A former school administrator in B.C. has been reprimanded for tying two students together at the ankles to try to get them to get along, subsequently triggering memories of residential schools.
According to the B.C. Commisioner for Teacher Regulation, Cheryl Louise Lloyd was consulted by a primary teacher in May of 2015 at an unnamed independent school about two Grade 2 boys who were struggling to get along – in some cases using inappropriate physical contact.
Lloyd suggested that the pair spend a day tied together at the ankle, three-legged-race style, to “help them learn to communicate and work in co-operation with each other.”
She spoke to the students’ parent and caregiver, who agreed with the plan. She then told the boys they would be tied “loosely” together with a strip of a T-shirt for the day of May 14, having to use their words to work together.

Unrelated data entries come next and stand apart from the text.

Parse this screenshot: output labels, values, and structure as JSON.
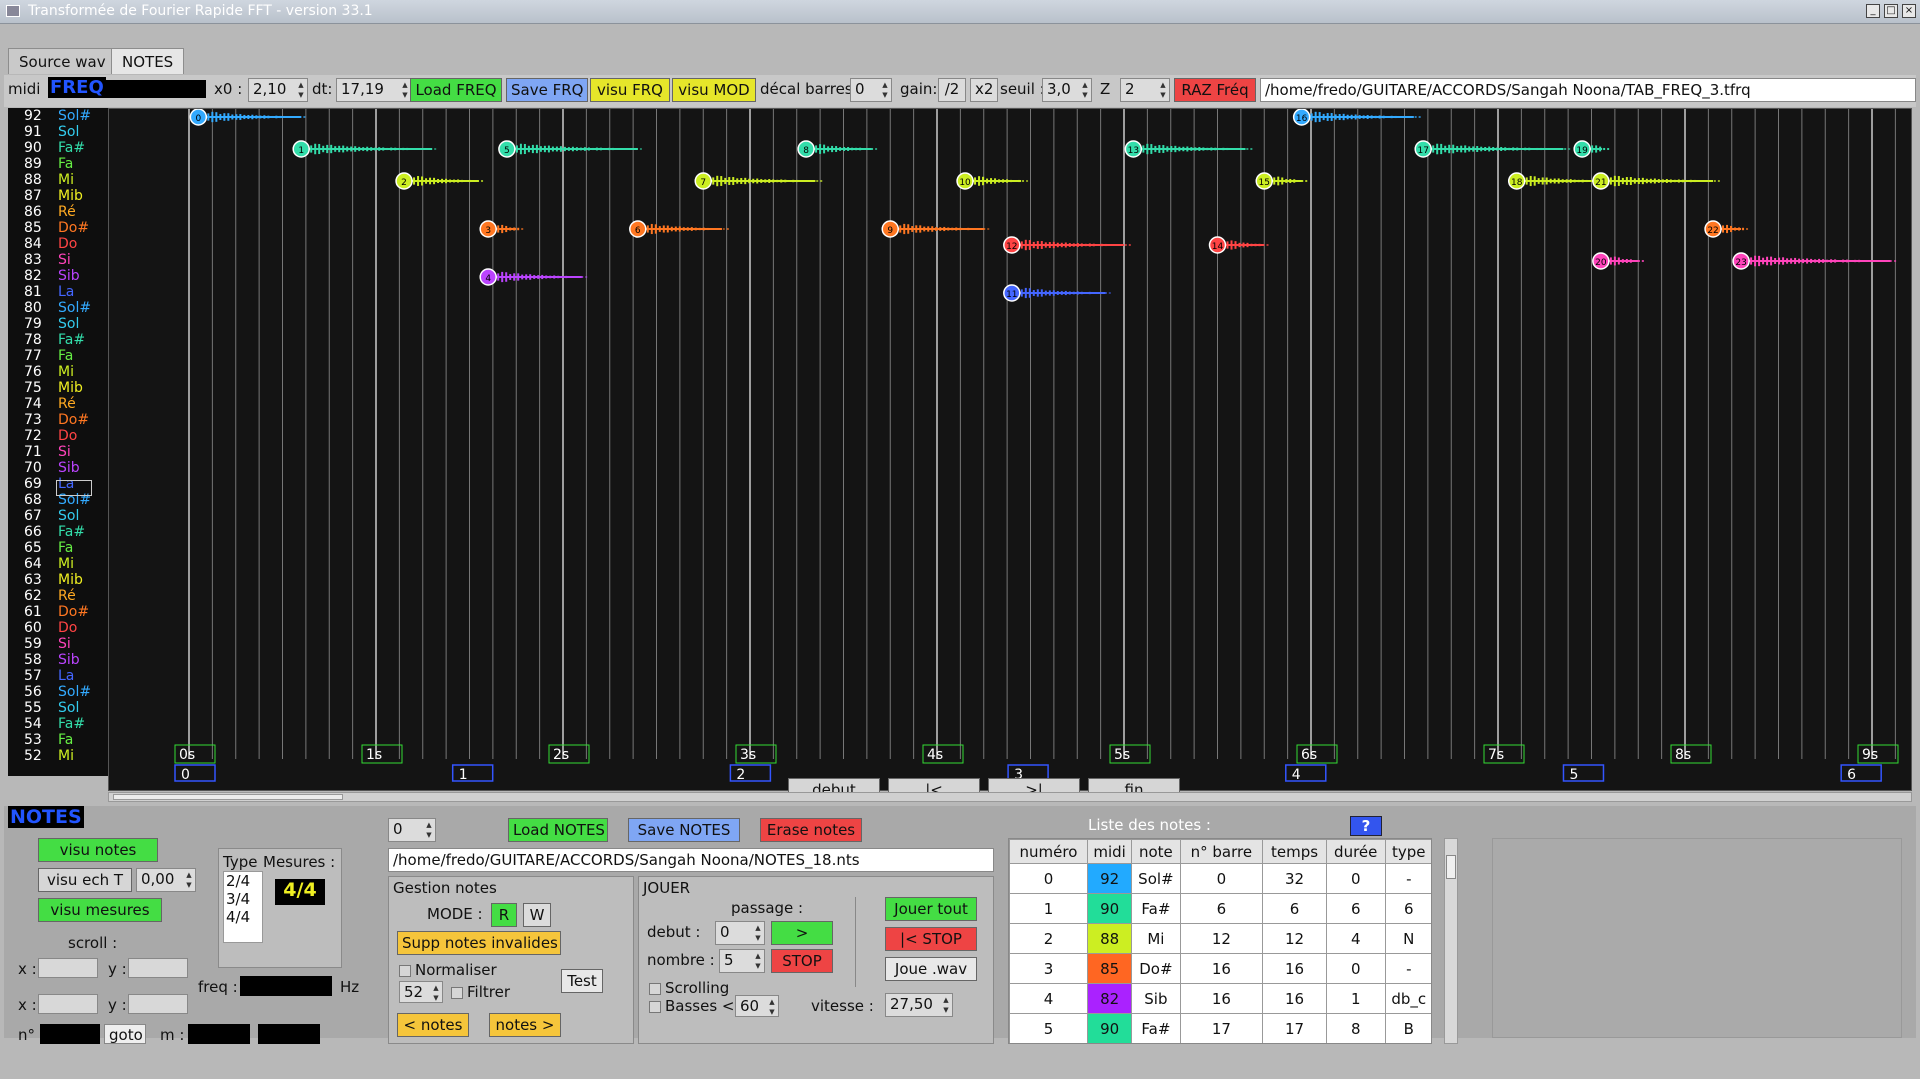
{
  "window": {
    "title": "Transformée de Fourier Rapide FFT - version 33.1"
  },
  "tabs": [
    "Source wav",
    "NOTES"
  ],
  "toolbar": {
    "midi": "midi",
    "freq": "FREQ",
    "x0_label": "x0 :",
    "x0": "2,10",
    "dt_label": "dt:",
    "dt": "17,19",
    "load_freq": "Load FREQ",
    "save_frq": "Save FRQ",
    "visu_frq": "visu FRQ",
    "visu_mod": "visu MOD",
    "decal_label": "décal barres:",
    "decal": "0",
    "gain_label": "gain:",
    "div2": "/2",
    "x2": "x2",
    "seuil_label": "seuil :",
    "seuil": "3,0",
    "z_label": "Z",
    "z": "2",
    "raz": "RAZ Fréq",
    "path": "/home/fredo/GUITARE/ACCORDS/Sangah Noona/TAB_FREQ_3.tfrq"
  },
  "pitch_rows": [
    {
      "n": "92",
      "t": "Sol#",
      "c": "#33aaff"
    },
    {
      "n": "91",
      "t": "Sol",
      "c": "#33ccee"
    },
    {
      "n": "90",
      "t": "Fa#",
      "c": "#33ddaa"
    },
    {
      "n": "89",
      "t": "Fa",
      "c": "#66ee44"
    },
    {
      "n": "88",
      "t": "Mi",
      "c": "#ccee22"
    },
    {
      "n": "87",
      "t": "Mib",
      "c": "#eeee22"
    },
    {
      "n": "86",
      "t": "Ré",
      "c": "#ffaa22"
    },
    {
      "n": "85",
      "t": "Do#",
      "c": "#ff7722"
    },
    {
      "n": "84",
      "t": "Do",
      "c": "#ff4444"
    },
    {
      "n": "83",
      "t": "Si",
      "c": "#ff44bb"
    },
    {
      "n": "82",
      "t": "Sib",
      "c": "#bb44ff"
    },
    {
      "n": "81",
      "t": "La",
      "c": "#4466ff"
    },
    {
      "n": "80",
      "t": "Sol#",
      "c": "#33aaff"
    },
    {
      "n": "79",
      "t": "Sol",
      "c": "#33ccee"
    },
    {
      "n": "78",
      "t": "Fa#",
      "c": "#33ddaa"
    },
    {
      "n": "77",
      "t": "Fa",
      "c": "#66ee44"
    },
    {
      "n": "76",
      "t": "Mi",
      "c": "#ccee22"
    },
    {
      "n": "75",
      "t": "Mib",
      "c": "#eeee22"
    },
    {
      "n": "74",
      "t": "Ré",
      "c": "#ffaa22"
    },
    {
      "n": "73",
      "t": "Do#",
      "c": "#ff7722"
    },
    {
      "n": "72",
      "t": "Do",
      "c": "#ff4444"
    },
    {
      "n": "71",
      "t": "Si",
      "c": "#ff44bb"
    },
    {
      "n": "70",
      "t": "Sib",
      "c": "#bb44ff"
    },
    {
      "n": "69",
      "t": "La",
      "c": "#4466ff"
    },
    {
      "n": "68",
      "t": "Sol#",
      "c": "#33aaff"
    },
    {
      "n": "67",
      "t": "Sol",
      "c": "#33ccee"
    },
    {
      "n": "66",
      "t": "Fa#",
      "c": "#33ddaa"
    },
    {
      "n": "65",
      "t": "Fa",
      "c": "#66ee44"
    },
    {
      "n": "64",
      "t": "Mi",
      "c": "#ccee22"
    },
    {
      "n": "63",
      "t": "Mib",
      "c": "#eeee22"
    },
    {
      "n": "62",
      "t": "Ré",
      "c": "#ffaa22"
    },
    {
      "n": "61",
      "t": "Do#",
      "c": "#ff7722"
    },
    {
      "n": "60",
      "t": "Do",
      "c": "#ff4444"
    },
    {
      "n": "59",
      "t": "Si",
      "c": "#ff44bb"
    },
    {
      "n": "58",
      "t": "Sib",
      "c": "#bb44ff"
    },
    {
      "n": "57",
      "t": "La",
      "c": "#4466ff"
    },
    {
      "n": "56",
      "t": "Sol#",
      "c": "#33aaff"
    },
    {
      "n": "55",
      "t": "Sol",
      "c": "#33ccee"
    },
    {
      "n": "54",
      "t": "Fa#",
      "c": "#33ddaa"
    },
    {
      "n": "53",
      "t": "Fa",
      "c": "#66ee44"
    },
    {
      "n": "52",
      "t": "Mi",
      "c": "#ccee22"
    }
  ],
  "time_labels": [
    "0s",
    "1s",
    "2s",
    "3s",
    "4s",
    "5s",
    "6s",
    "7s",
    "8s",
    "9s"
  ],
  "bar_labels": [
    "0",
    "1",
    "2",
    "3",
    "4",
    "5",
    "6"
  ],
  "note_markers": [
    {
      "id": "0",
      "midi": 92,
      "t": 0.05,
      "d": 0.55
    },
    {
      "id": "1",
      "midi": 90,
      "t": 0.6,
      "d": 0.7
    },
    {
      "id": "2",
      "midi": 88,
      "t": 1.15,
      "d": 0.4
    },
    {
      "id": "3",
      "midi": 85,
      "t": 1.6,
      "d": 0.15
    },
    {
      "id": "4",
      "midi": 82,
      "t": 1.6,
      "d": 0.5
    },
    {
      "id": "5",
      "midi": 90,
      "t": 1.7,
      "d": 0.7
    },
    {
      "id": "6",
      "midi": 85,
      "t": 2.4,
      "d": 0.45
    },
    {
      "id": "7",
      "midi": 88,
      "t": 2.75,
      "d": 0.6
    },
    {
      "id": "8",
      "midi": 90,
      "t": 3.3,
      "d": 0.35
    },
    {
      "id": "9",
      "midi": 85,
      "t": 3.75,
      "d": 0.5
    },
    {
      "id": "10",
      "midi": 88,
      "t": 4.15,
      "d": 0.3
    },
    {
      "id": "11",
      "midi": 81,
      "t": 4.4,
      "d": 0.5
    },
    {
      "id": "12",
      "midi": 84,
      "t": 4.4,
      "d": 0.6
    },
    {
      "id": "13",
      "midi": 90,
      "t": 5.05,
      "d": 0.6
    },
    {
      "id": "14",
      "midi": 84,
      "t": 5.5,
      "d": 0.25
    },
    {
      "id": "15",
      "midi": 88,
      "t": 5.75,
      "d": 0.2
    },
    {
      "id": "16",
      "midi": 92,
      "t": 5.95,
      "d": 0.6
    },
    {
      "id": "17",
      "midi": 90,
      "t": 6.6,
      "d": 0.75
    },
    {
      "id": "18",
      "midi": 88,
      "t": 7.1,
      "d": 0.45
    },
    {
      "id": "19",
      "midi": 90,
      "t": 7.45,
      "d": 0.1
    },
    {
      "id": "20",
      "midi": 83,
      "t": 7.55,
      "d": 0.2
    },
    {
      "id": "21",
      "midi": 88,
      "t": 7.55,
      "d": 0.6
    },
    {
      "id": "22",
      "midi": 85,
      "t": 8.15,
      "d": 0.15
    },
    {
      "id": "23",
      "midi": 83,
      "t": 8.3,
      "d": 0.8
    }
  ],
  "nav": {
    "debut": "debut",
    "prev": "|<",
    "next": ">|",
    "fin": "fin"
  },
  "left": {
    "title": "NOTES",
    "visu_notes": "visu notes",
    "visu_ech": "visu ech T",
    "ech_val": "0,00",
    "visu_mesures": "visu mesures",
    "scroll": "scroll :",
    "x": "x :",
    "y": "y :",
    "n": "n°",
    "goto": "goto",
    "m": "m :",
    "freq": "freq :",
    "hz": "Hz",
    "type": "Type",
    "mesures": "Mesures :",
    "types": [
      "2/4",
      "3/4",
      "4/4"
    ],
    "current": "4/4"
  },
  "center": {
    "spin0": "0",
    "load_notes": "Load NOTES",
    "save_notes": "Save NOTES",
    "erase_notes": "Erase notes",
    "path": "/home/fredo/GUITARE/ACCORDS/Sangah Noona/NOTES_18.nts",
    "gestion": "Gestion notes",
    "mode": "MODE :",
    "r": "R",
    "w": "W",
    "supp": "Supp notes invalides",
    "normaliser": "Normaliser",
    "n52": "52",
    "filtrer": "Filtrer",
    "test": "Test",
    "prev_notes": "< notes",
    "next_notes": "notes >",
    "jouer": "JOUER",
    "passage": "passage :",
    "debut_label": "debut :",
    "debut": "0",
    "nombre_label": "nombre :",
    "nombre": "5",
    "go": ">",
    "stop": "STOP",
    "jouer_tout": "Jouer tout",
    "stop2": "|< STOP",
    "joue_wav": "Joue .wav",
    "scrolling": "Scrolling",
    "basses": "Basses <",
    "basses_val": "60",
    "vitesse_label": "vitesse :",
    "vitesse": "27,50"
  },
  "list": {
    "title": "Liste des notes :",
    "help": "?",
    "headers": [
      "numéro",
      "midi",
      "note",
      "n° barre",
      "temps",
      "durée",
      "type"
    ],
    "rows": [
      {
        "num": "0",
        "midi": "92",
        "color": "#22aaff",
        "note": "Sol#",
        "barre": "0",
        "temps": "32",
        "duree": "0",
        "type": "-"
      },
      {
        "num": "1",
        "midi": "90",
        "color": "#22dd99",
        "note": "Fa#",
        "barre": "6",
        "temps": "6",
        "duree": "6",
        "type": "6"
      },
      {
        "num": "2",
        "midi": "88",
        "color": "#ccee22",
        "note": "Mi",
        "barre": "12",
        "temps": "12",
        "duree": "4",
        "type": "N"
      },
      {
        "num": "3",
        "midi": "85",
        "color": "#ff6622",
        "note": "Do#",
        "barre": "16",
        "temps": "16",
        "duree": "0",
        "type": "-"
      },
      {
        "num": "4",
        "midi": "82",
        "color": "#aa22ff",
        "note": "Sib",
        "barre": "16",
        "temps": "16",
        "duree": "1",
        "type": "db_c"
      },
      {
        "num": "5",
        "midi": "90",
        "color": "#22dd99",
        "note": "Fa#",
        "barre": "17",
        "temps": "17",
        "duree": "8",
        "type": "B"
      }
    ]
  }
}
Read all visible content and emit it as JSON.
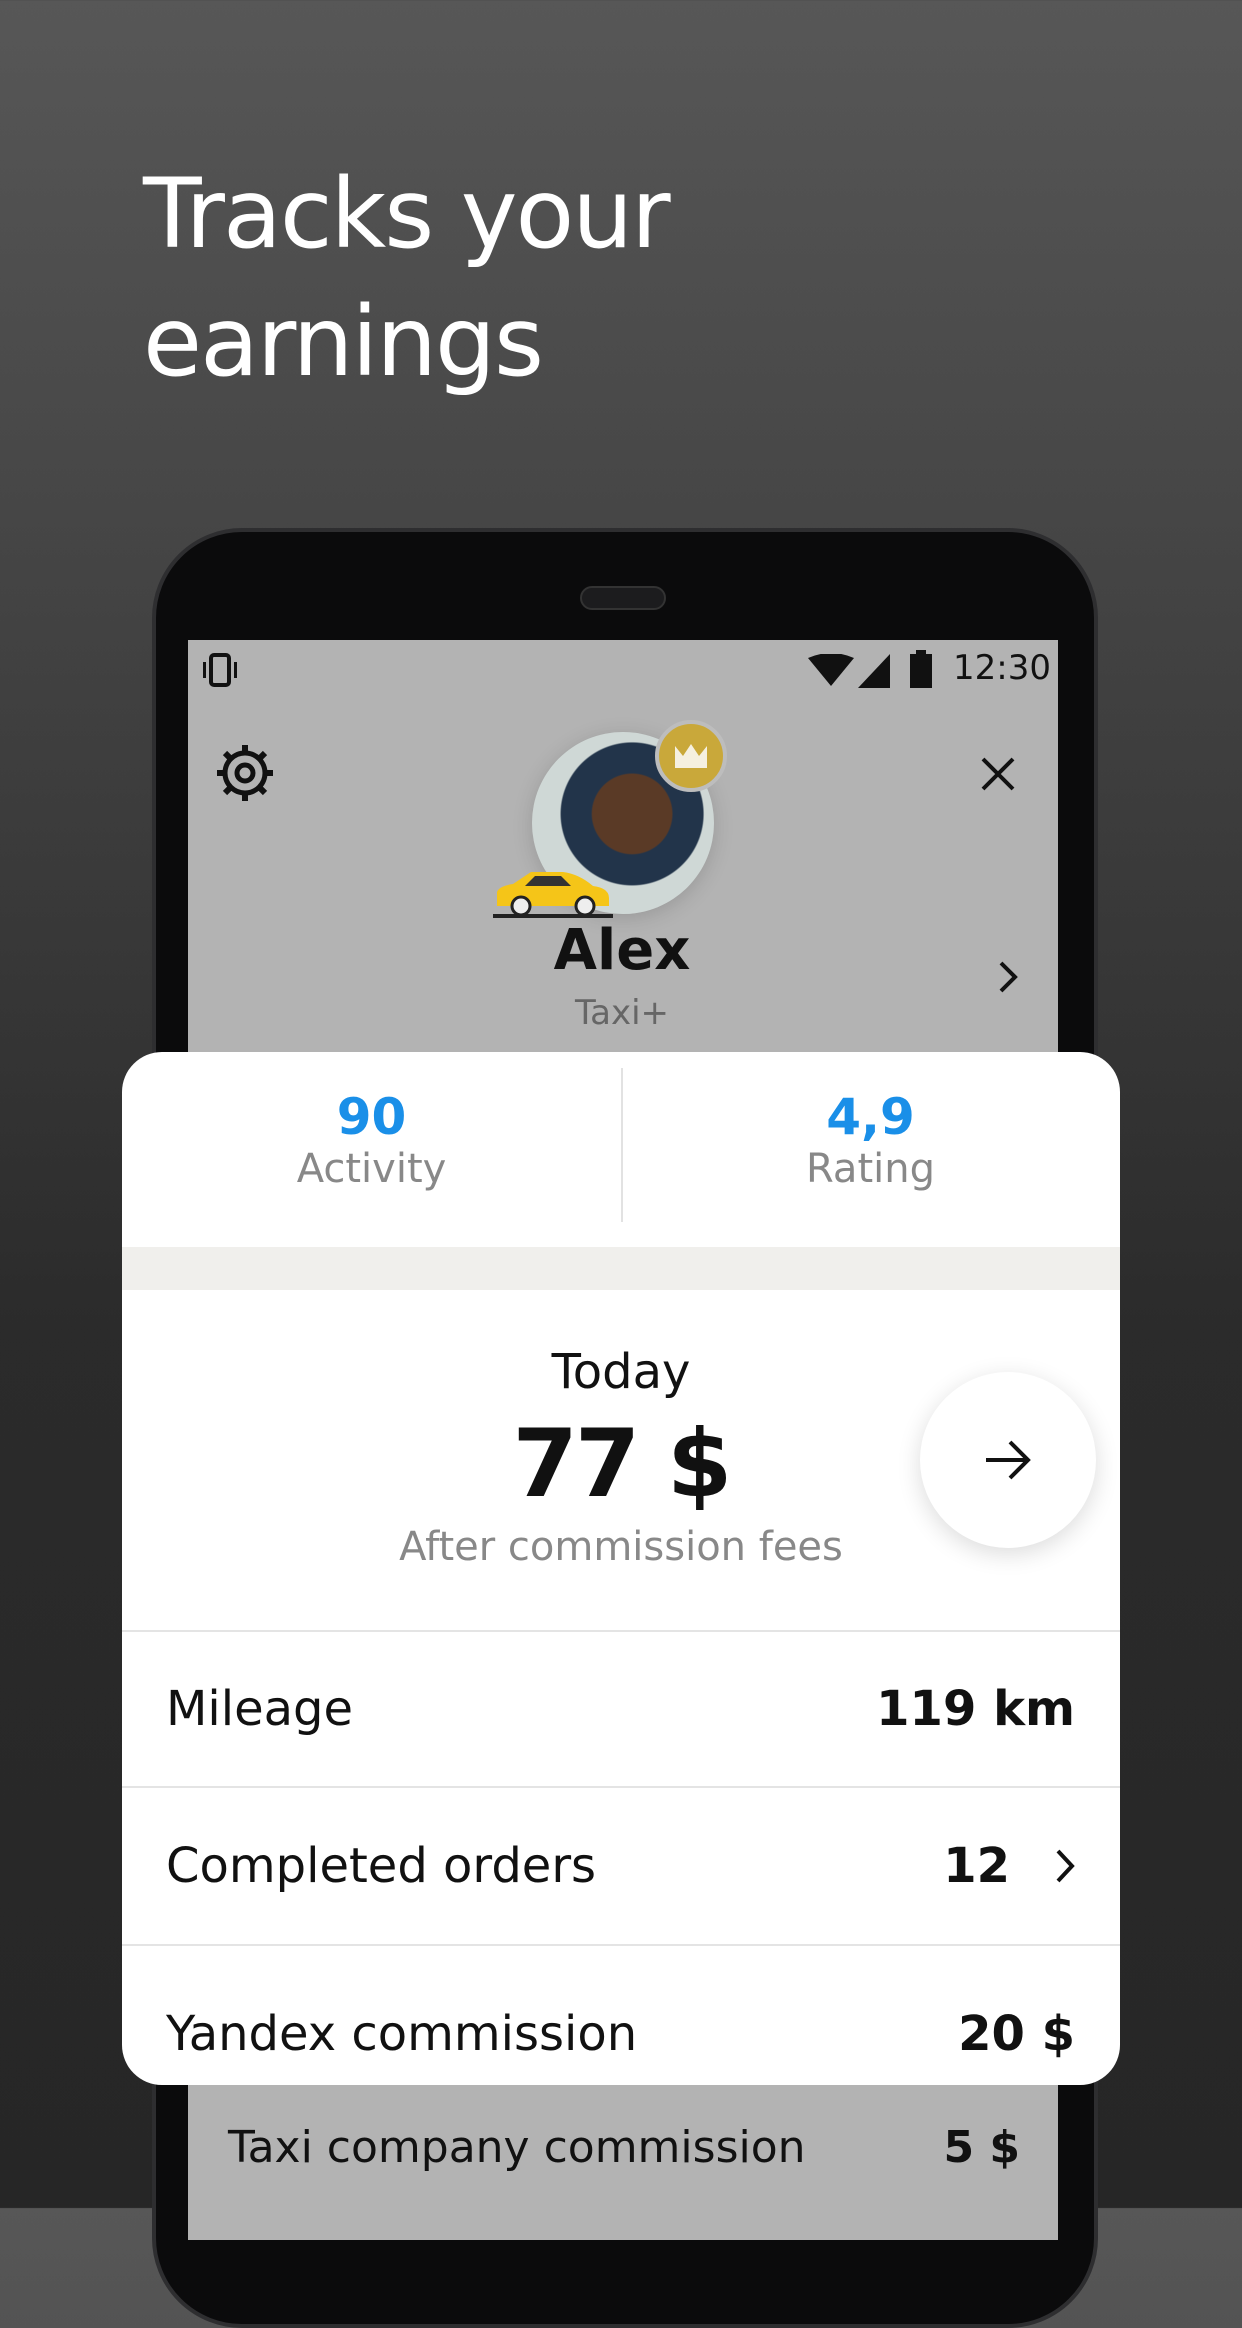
{
  "headline": [
    "Tracks your",
    "earnings"
  ],
  "status_bar": {
    "time": "12:30",
    "icons": [
      "vibrate-icon",
      "wifi-icon",
      "signal-icon",
      "battery-icon"
    ]
  },
  "profile": {
    "name": "Alex",
    "tariff": "Taxi+",
    "badge": "crown-icon"
  },
  "stats": [
    {
      "value": "90",
      "label": "Activity"
    },
    {
      "value": "4,9",
      "label": "Rating"
    }
  ],
  "today": {
    "title": "Today",
    "amount": "77 $",
    "note": "After commission fees"
  },
  "rows": [
    {
      "label": "Mileage",
      "value": "119 km"
    },
    {
      "label": "Completed orders",
      "value": "12"
    },
    {
      "label": "Yandex commission",
      "value": "20 $"
    }
  ],
  "below": {
    "label": "Taxi company commission",
    "value": "5 $"
  },
  "colors": {
    "accent": "#1a8fe8",
    "badge": "#c9a83a",
    "taxi": "#f5c518"
  }
}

Lloyd checked on the two students a number of times during the day, according to documents.
They could untie themselves when one needed to use the washrooms, but had to remain tied together at lunch hour.
According to media reports, the commissioner actually examined this case earlier this year, and ruled the students weren’t treated respectfully, but took no action against the teacher involved. A family member then filed a petition in court to have that ruling reviewed.
In this latest decision, the commissioner called Lloyd’s conduct “not appropriately sensitive” to the history of residential schools, and the impact the approach would have on the community.
Lloyd agreed to be reprimanded and take a course on creating a positive learning environment. In March, she took part in a healing circle with the affected First Nation.